First Cooking Method
Technique Contact with Solid Simmer-ing Water Boiling Water Warm, Dry Air Hot, Dry Air Humid Air Oil Infra-red Micro-wave Acid-ifica-tion
Contact with Solid 1 2 3 4 5 6 7 8 9 10
Simmering Water 11 12 13 14 15 16 17 18 19 20
Boiling Water  21 22 23 24 25 26 27 28 29 30
Warm, Dry Air 31 32 33 34 35 36 37 38 39 40
Hot, Dry Air 41 42 43 44 45 46 47 48 49 50
Humid Air 51 52 53 54 55 56 57 58 59 60
Oil 61 62 63 64 65 66 67 68 69 70
Infrared 71 72 73 74 75 67 77 78 79 80
Microwave 81 82 83 84 85 86 87 88 89 90
Acidification 91 92 93 94 95 96 97 98 99 100

In the above table:

  • green means the combination is in regular use in our kitchen;
  • red means that the combination has been tried without success;
  • grey means that the combination has not been explored;
  • yellow means that the combination has been tried with moderate success but is not a part of normal use
  • white means that the combination is being planned

No matter what, the experiments are a whole lot of fun, and everyone wins.

Twice Cooked Corn Off The Cob

Twice Cooked Corn Off The Cob
This is twist on and a re-creation of Kris’ mom’s second day corn, served when Kris was a kid.
4 ears of corn, with husks
4 tablespoons butter
½ teaspoon sea salt
¼ teaspoon freshly ground black pepper
1 Soak the corn, with husks on, for 30 minutes.
2 Preheat a grill to 200°C (400°F).
3 Grill the corn, with husks, for 30 minutes, turning once. Remove and let stand 15 minutes. Remove the husks and threads from the corn.
4 With a sharp knife, cut the kernels from the cobs and place in medium non-stick pan.
5 Add the butter, salt, and pepper to the kernels in the pan, and sauté for 4 minutes, over a medium high heat.
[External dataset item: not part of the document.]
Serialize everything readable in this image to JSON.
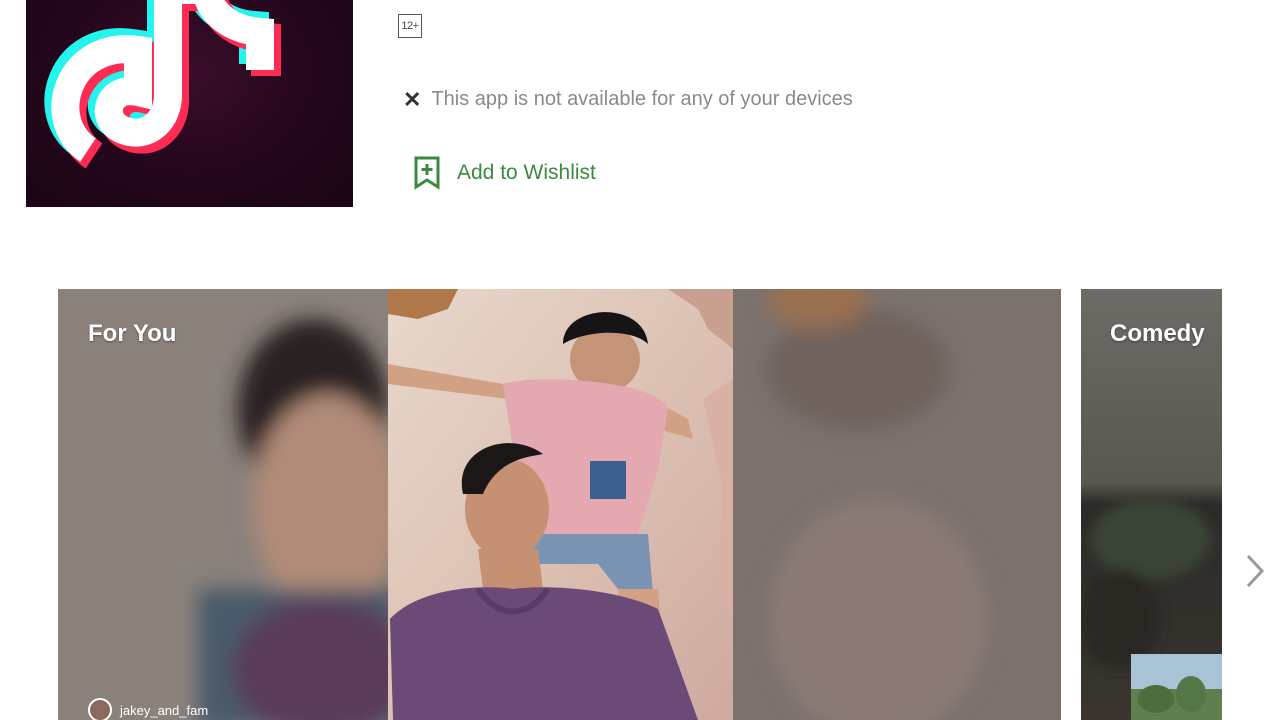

Serve immediately.
Servings: 4
Yield: four half cups of kernels
Preparation time: 30 minutes
Cooking time: 30 minutes
Ready in: 1 hour and 15 minutes
 Cooking Tips
The butter should be at room temperature or softened. If using margarine, you can use it as is from the refrigerator.
The corn can be grilled a day in advance. Husk the corn after grilling and place in a freezer bag in the refrigerator.
Pretty close to what I remember! It took dental surgery to remind me of one of my favourite dishes. – Kris 02/07/2007
 Recipe Source
Author: Randall S. BeckerSource: Heck’s KitchenThis recipe is one of the first really successful attempts at applied Molecular Gastronomy. It uses two cooking techniques: 1. wet steaming cooking over a fire, which does the initial cooking of the kernels, picking up the flavours of the cob and charring of the husks for a smoky taste; and 2. an oil fry in butter to generate a Maillard reaction to caramelize of the outsides of the kernels.
Recipe formatted and exported by Living Cookbook from Radium Technologies, Inc.

Foaming with Soy Lecithin

This is a big warning. Not all lecithin is the same. Health food stores carry some interesting 97% pure soy lecithin. We’re not sure what the remaining 3% is, but you’re pretty much guaranteed that it’s not going to taste very good. The last bit we got hold of smelled like damp chicken feed, which, unfortunately for us, is what we use for kitty litter, and that is not particularly appetizing, to say the least.

Since the previous report, a number of manufacturers are advertising Soy Lecithin with a nutty flavour. Clearly, it’s no longer considered flavour neutral.